— TASK DIRECTIONS —
Narrow the data below down to the lines containing "Bass".

— EXERCISE DATA —
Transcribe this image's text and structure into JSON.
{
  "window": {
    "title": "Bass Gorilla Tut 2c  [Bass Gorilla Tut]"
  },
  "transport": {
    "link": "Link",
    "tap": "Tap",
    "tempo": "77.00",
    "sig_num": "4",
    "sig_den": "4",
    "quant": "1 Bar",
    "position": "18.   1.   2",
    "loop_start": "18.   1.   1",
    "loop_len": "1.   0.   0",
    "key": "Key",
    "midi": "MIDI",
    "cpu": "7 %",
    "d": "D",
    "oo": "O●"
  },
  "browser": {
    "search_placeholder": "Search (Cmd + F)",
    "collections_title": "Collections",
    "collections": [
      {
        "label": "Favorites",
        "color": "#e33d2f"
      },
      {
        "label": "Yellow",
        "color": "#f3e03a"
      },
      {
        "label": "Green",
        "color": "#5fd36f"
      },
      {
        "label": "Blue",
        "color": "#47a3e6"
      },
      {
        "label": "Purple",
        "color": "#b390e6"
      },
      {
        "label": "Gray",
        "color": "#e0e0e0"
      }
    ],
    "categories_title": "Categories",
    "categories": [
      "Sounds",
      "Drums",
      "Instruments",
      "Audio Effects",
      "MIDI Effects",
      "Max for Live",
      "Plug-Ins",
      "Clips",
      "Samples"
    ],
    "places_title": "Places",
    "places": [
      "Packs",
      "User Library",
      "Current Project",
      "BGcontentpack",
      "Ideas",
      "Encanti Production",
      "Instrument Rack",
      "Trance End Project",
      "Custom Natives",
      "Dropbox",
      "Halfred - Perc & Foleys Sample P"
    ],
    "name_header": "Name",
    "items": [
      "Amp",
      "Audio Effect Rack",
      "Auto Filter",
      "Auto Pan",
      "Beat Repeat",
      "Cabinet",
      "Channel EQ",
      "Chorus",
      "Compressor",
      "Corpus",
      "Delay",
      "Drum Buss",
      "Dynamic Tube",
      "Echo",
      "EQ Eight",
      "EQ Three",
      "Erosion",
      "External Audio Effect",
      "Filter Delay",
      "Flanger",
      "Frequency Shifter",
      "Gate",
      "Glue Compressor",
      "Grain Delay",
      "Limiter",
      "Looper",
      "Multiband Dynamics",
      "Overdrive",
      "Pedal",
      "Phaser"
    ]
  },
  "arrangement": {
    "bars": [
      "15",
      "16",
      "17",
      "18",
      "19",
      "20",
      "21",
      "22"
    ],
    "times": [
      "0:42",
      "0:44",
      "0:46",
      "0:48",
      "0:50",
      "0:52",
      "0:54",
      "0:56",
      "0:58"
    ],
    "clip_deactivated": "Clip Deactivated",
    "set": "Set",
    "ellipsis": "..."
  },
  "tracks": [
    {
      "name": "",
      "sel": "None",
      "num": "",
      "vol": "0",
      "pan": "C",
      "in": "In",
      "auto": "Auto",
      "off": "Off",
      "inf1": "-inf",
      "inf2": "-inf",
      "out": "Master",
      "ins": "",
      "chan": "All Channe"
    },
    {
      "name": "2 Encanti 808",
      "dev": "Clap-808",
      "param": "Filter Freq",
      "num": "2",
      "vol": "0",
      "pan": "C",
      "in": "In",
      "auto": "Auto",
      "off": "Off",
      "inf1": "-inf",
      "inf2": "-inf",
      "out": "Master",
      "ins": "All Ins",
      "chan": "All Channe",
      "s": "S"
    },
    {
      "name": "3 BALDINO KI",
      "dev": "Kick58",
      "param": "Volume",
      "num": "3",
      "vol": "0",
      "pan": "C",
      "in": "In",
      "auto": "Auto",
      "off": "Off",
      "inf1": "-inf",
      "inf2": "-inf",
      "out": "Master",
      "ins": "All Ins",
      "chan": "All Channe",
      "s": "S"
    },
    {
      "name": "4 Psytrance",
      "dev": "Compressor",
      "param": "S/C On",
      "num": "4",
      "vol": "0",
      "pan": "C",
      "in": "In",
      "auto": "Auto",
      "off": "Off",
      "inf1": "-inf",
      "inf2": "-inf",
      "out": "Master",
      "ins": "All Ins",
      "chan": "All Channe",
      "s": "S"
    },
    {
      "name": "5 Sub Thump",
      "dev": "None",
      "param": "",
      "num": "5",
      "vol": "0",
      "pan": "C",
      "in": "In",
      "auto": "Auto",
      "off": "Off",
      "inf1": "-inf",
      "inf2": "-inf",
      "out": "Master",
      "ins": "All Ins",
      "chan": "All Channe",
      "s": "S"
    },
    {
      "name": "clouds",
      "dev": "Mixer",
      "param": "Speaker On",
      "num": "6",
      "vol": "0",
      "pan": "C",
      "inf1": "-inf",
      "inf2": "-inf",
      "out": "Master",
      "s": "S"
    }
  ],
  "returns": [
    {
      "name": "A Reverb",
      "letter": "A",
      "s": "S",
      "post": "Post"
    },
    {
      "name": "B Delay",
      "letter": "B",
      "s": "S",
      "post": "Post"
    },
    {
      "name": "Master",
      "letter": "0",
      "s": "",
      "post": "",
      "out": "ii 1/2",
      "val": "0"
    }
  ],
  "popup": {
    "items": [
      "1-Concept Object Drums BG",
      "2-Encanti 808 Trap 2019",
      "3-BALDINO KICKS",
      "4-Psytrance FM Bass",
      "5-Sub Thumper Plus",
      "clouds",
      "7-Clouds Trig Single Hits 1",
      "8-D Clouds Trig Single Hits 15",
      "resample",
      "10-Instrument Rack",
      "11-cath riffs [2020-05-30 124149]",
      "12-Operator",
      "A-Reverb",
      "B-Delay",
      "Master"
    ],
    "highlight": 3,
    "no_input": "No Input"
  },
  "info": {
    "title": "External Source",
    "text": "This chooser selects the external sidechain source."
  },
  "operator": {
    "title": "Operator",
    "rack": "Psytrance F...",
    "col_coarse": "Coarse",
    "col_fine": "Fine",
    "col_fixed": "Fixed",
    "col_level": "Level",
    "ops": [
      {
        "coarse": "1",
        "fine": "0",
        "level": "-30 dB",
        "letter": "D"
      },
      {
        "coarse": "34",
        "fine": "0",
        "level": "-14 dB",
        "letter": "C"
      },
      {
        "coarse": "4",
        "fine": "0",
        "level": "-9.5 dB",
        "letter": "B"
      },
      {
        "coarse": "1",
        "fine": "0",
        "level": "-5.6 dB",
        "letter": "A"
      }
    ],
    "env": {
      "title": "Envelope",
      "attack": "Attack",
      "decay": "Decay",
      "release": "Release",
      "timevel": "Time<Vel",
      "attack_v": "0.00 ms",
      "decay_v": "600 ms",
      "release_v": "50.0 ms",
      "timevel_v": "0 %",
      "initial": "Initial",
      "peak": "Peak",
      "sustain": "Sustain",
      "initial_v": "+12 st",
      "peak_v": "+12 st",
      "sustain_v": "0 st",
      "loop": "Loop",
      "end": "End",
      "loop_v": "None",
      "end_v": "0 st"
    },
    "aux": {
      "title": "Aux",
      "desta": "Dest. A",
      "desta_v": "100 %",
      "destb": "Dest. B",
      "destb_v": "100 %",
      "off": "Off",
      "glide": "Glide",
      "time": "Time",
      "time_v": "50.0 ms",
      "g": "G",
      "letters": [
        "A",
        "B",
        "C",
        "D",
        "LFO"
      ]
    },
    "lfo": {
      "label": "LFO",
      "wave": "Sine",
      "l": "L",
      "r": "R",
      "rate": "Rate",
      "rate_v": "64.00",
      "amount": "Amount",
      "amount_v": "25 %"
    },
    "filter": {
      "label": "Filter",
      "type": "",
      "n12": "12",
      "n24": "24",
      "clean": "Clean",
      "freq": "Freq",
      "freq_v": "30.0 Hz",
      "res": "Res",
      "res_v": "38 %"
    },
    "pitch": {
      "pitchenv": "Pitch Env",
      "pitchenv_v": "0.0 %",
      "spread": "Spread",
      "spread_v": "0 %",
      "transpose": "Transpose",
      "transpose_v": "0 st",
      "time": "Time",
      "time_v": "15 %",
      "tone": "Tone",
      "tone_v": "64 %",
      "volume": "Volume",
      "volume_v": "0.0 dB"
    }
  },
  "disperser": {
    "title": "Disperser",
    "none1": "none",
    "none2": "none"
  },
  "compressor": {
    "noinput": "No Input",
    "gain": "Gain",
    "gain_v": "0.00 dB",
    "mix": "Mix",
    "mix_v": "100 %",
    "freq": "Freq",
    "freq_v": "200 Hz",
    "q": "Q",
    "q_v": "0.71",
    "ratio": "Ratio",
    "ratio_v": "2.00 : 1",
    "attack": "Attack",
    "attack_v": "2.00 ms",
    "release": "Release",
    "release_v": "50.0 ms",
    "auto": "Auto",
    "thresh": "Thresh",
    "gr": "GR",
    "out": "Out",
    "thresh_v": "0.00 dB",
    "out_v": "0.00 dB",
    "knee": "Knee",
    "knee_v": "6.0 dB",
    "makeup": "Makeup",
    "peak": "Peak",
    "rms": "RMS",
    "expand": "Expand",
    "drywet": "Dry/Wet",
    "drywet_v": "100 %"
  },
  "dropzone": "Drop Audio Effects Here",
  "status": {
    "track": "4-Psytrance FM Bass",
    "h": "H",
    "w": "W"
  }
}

— YOUR RESPONSE —
    "title": "Bass Gorilla Tut 2c  [Bass Gorilla Tut]"
      "4-Psytrance FM Bass",
    "track": "4-Psytrance FM Bass",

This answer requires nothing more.